Sitting down and listening to Slovenian metallers Noctiferia‘s tribute to their fellow Slovene agit rock legends Laibach, you realise just what a clever, mercurial band the latter really were and continue to be.
When the eight songs selected are rendered as they are here, in almost straight-faced death/industrial fashion, the layers of nuance fall away and you are left with well-meaning if slightly ham fisted and cumbersome cover versions rather than artful reimaginings. If Sepultura did a series of versions of the works of Marx and Engels set to nu-metal tinged rifferama, it would probably sound like Noctiferia’s take on Eurovision.
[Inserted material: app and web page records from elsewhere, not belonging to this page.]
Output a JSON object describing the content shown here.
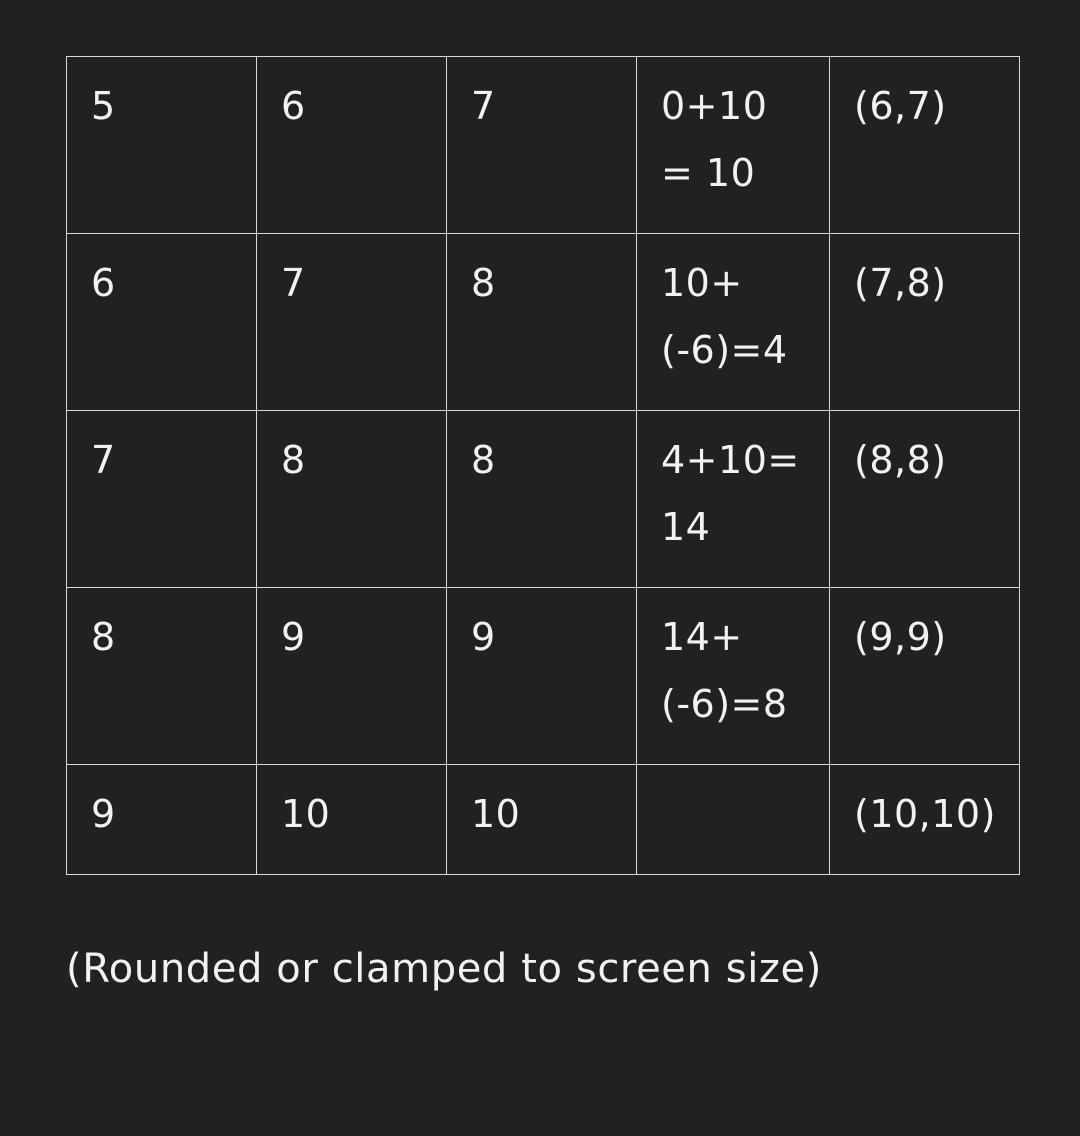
{
  "table": {
    "rows": [
      [
        "5",
        "6",
        "7",
        "0+10\n= 10",
        "(6,7)"
      ],
      [
        "6",
        "7",
        "8",
        "10+\n(-6)=4",
        "(7,8)"
      ],
      [
        "7",
        "8",
        "8",
        "4+10=\n14",
        "(8,8)"
      ],
      [
        "8",
        "9",
        "9",
        "14+\n(-6)=8",
        "(9,9)"
      ],
      [
        "9",
        "10",
        "10",
        "",
        "(10,10)"
      ]
    ]
  },
  "footer": {
    "note": "(Rounded or clamped to screen size)"
  },
  "colors": {
    "background": "#212121",
    "text": "#f2f2f2",
    "grid_line": "#d8d8d8"
  }
}
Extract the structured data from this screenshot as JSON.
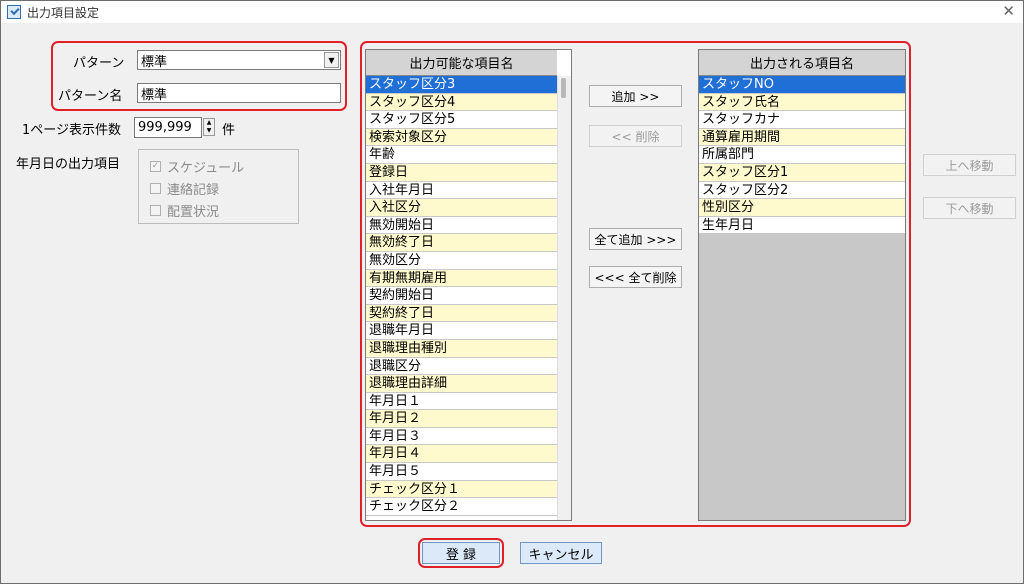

That’s not to say it’s particularly bad, because it isn’t. You’ll still enjoy taking this album for a spin if heavy, industrial-flavoured metal is something you enjoy listening to. And the martial heavy metal of bombast of Tanz Mit Laibach (recorded in cahoots with Mayhem‘s Attila Csihar) works perfectly. But for the most part Laibach’s music works because of the confusion it causes, both musically and ideologically. When delivered with a straight face, as it is too often here, much of the delight in the band’s work is stripped away. Former Morbid Angel man David Vincent, for instance, despite collaborating with Laibach in the early nineties, seems to miss the point entirely with his involvement, turning his take on Now You Will Pay into a straightforward exercise in stadium death overkill. Again, not altogether unpleasant, but just failing to grasp the crux of what it is that makes Laibach the modern day marvel they so clearly are.
Cleverly the band save the best for last, in the shape of a Jørgen Munkeby-assisted look at Nova Akropola; here the band transfer their own personality to the crawling, serpentine backbone of the track, assisted by Munkeby’s sax talents; in this track at last the concept behind Reforma sees ravishing success with the original’s key moments augmented and embellished rather than being washed away in a flood of downtuned sturm und drang. It’s a Damascene moment of sorts, and one which perhaps gives hope for a second, more fully-realised bite at the cherry from all concerned. Clearly, though Laibach themselves have become masters of the clever cover version over the years, it’s not quite as easy for others to interpret their work with quite as much panache…
Reforma is out now.